The Dame remembers walking up Tudor Street and admiring the overhanging galleries, the tin merchants and the women with their big trays of ground provisions and raw nuts on Milk Market; Suttle Street filled with the different Caribbean accents as hawkers from Dominica, St Lucia and other islands sold their wares; and Broad Street, with stores such as Fogarty, the Ideal Store and Harrison’s.
“I went everywhere. Every Saturday, we would take a different route, and it was like another world, because in those days it was just Rediffusion and books. But within Bridgetown there was this wonderland, and I never lost that feeling about The City of Bridgetown.”
So in 1976, Dame Billie took her seat in the House of Assembly as MP for the area. And then the unexpected happened yet again.
“I was the youngest Member of Parliament. I was 32 years old and I had no previous experience in parliamentary matters. It never occurred to me that I would be invited to sit in the Cabinet.”
But invited she was, taking up her first portfolio in the Ministry of Health and National Insurance. There, she made her mark by establishing a network of polyclinics across Barbados, based on a model she had seen in Cuba; introducing the National Drug Service; and, under the National Insurance portfolio, implementing unemployment benefits.
Dame Billie’s participation in elective politics lasted for 31 years, and during that time she was elected MP for The City of Bridgetown seven times. She served as Minister of Education (1981-1986), Leader of Opposition Business in the Senate (1986-1991), Deputy Leader of the Opposition (1993-1994), Deputy Prime Minister and Minister of Foreign Affairs, Foreign Trade and International Business/Leader of the House of Assembly (1994-2003), Minister of Tourism and International Transport (1995-1999) and Minister of Foreign Affairs and Foreign Trade (2003-2008).
She retired from elective politics in 2008.
In retirement, her work to empower women and girls, both in Barbados and internationally, is a top priority.
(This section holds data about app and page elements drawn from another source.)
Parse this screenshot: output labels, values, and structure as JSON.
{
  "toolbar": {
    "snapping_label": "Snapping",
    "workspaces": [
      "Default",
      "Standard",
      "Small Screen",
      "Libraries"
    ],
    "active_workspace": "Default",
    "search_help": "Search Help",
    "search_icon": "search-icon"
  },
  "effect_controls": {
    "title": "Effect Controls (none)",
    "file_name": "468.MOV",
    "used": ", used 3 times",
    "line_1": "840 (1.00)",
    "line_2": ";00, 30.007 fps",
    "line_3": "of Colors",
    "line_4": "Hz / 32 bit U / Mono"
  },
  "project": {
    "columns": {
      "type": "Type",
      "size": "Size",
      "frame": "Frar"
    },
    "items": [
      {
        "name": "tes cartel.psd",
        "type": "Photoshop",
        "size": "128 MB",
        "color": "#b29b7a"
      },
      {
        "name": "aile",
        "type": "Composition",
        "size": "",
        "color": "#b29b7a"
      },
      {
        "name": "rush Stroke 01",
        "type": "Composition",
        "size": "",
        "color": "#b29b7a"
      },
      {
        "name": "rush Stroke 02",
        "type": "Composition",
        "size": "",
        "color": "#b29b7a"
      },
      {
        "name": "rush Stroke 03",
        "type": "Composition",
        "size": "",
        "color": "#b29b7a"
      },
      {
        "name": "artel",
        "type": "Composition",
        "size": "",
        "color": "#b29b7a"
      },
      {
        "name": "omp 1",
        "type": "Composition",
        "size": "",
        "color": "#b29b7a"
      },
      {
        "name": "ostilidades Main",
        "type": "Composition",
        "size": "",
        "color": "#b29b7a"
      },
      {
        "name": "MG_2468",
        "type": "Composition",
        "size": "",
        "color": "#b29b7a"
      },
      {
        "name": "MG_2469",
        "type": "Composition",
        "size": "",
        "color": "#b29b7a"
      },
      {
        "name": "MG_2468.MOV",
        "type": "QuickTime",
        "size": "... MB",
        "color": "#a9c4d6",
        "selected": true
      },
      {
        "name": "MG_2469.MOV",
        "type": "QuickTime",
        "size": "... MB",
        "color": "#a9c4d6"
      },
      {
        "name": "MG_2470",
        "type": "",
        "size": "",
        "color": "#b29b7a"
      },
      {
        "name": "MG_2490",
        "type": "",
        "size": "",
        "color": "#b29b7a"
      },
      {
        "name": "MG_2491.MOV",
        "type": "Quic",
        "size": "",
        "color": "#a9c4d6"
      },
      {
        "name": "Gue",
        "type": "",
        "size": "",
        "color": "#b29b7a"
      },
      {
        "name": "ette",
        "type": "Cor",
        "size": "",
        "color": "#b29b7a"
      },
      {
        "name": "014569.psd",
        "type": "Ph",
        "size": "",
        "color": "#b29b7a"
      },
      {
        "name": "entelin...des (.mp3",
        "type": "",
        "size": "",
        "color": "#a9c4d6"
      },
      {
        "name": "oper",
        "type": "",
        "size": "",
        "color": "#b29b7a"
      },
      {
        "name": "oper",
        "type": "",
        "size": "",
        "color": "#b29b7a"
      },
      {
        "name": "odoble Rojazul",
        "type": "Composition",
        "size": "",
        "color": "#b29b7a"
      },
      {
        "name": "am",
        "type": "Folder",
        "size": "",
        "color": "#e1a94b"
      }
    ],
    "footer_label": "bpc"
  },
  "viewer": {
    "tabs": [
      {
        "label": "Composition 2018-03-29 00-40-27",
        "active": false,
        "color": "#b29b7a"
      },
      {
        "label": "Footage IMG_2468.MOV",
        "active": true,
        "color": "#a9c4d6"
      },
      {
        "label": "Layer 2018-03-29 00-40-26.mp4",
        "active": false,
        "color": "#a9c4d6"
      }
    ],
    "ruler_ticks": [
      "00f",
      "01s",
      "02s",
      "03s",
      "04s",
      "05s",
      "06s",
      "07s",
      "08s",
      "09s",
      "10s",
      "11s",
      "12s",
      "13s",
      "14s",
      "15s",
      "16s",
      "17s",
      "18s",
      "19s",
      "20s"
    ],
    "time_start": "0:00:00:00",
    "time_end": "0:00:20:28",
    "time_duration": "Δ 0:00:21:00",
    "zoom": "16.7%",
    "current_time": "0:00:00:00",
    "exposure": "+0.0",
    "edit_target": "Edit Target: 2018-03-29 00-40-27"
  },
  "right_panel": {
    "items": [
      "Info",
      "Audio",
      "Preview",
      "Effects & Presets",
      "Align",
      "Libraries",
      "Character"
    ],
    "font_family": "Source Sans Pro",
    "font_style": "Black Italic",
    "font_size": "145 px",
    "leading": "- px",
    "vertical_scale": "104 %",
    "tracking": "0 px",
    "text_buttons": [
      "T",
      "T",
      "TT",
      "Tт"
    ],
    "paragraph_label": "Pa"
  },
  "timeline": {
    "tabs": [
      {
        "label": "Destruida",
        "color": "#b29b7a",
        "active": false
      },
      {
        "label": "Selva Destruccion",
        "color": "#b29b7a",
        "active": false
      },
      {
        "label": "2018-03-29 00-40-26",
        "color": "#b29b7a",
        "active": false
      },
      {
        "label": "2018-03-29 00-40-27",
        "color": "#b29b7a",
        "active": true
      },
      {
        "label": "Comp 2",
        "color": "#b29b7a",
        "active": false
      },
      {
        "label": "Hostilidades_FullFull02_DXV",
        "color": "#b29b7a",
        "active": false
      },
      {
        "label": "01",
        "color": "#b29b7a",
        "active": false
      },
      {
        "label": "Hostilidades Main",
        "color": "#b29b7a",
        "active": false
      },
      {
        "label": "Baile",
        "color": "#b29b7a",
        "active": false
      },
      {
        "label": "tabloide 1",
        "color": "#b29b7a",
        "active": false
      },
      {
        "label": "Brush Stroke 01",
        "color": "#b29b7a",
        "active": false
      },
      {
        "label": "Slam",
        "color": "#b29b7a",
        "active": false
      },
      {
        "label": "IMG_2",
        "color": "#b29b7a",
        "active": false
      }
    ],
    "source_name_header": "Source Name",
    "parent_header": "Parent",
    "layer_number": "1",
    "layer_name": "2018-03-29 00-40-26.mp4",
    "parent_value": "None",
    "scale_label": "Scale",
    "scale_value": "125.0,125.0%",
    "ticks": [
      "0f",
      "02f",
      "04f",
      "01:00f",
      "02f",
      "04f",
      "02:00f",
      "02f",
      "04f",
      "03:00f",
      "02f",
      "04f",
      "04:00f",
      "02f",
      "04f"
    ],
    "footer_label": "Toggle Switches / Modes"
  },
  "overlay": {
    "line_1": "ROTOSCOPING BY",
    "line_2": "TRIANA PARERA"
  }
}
One of her desires is to see more women in elective politics in Barbados.
“For the first 18 years that I sat in Parliament, I was the only woman. It was not easy . . . . Countless times I wished that there were other women in there to bolster the argument from the perspective of a woman.”
Dame Billie rejoiced in 1994 when three more women entered Parliament under the BLP banner.
“And I give Prime Minister Owen Arthur, as he then was, great credit. There were four women in Parliament when he was Prime Minister, and he put all four of them into his Cabinet. There are not many prime ministers who would have had the courage to do that.”
She believes the participation of women in Parliament is vital not only to address women’s issues, but to have a woman’s perspective
on all issues.
“I talk to women often about these things, and it is concerning that so often women are doing very well in their careers and they say to me, ‘I am well respected in my profession, I’m good at what I do. If it has to be a rite of passage to go into politics that my name has to be dragged through the mud, I have to be in rum shops and so on, it’s not going to happen’.”
But Dame Billie has a counter for that argument.
“I tell them, ‘You make your own decisions’. I never canvassed in a rum shop in 31 years. My canvassers would be in there, my supporters would be in there and they would be talking politics; but I have never done that. You set your own rules.”
Today, she continues to be of service to Barbados. She is vice president of the Barbados Association of Retired Persons and deputy chairman of the Electoral and Boundaries Commission. Internationally, she sits on the board of Women Deliver, a global advocacy group that focuses on the empowerment of women, with particular emphasis on women’s health.
Dame Billie says however that she has committed to slowing down.
“My quality of life here [at home] gives me pleasure –– the gardens, the beauty of the sunsets, the birdsong. I’m never heading anything again. I’ve had enough of that
in my life and I’ve made that clear.
“I need to be free to move about as I please.”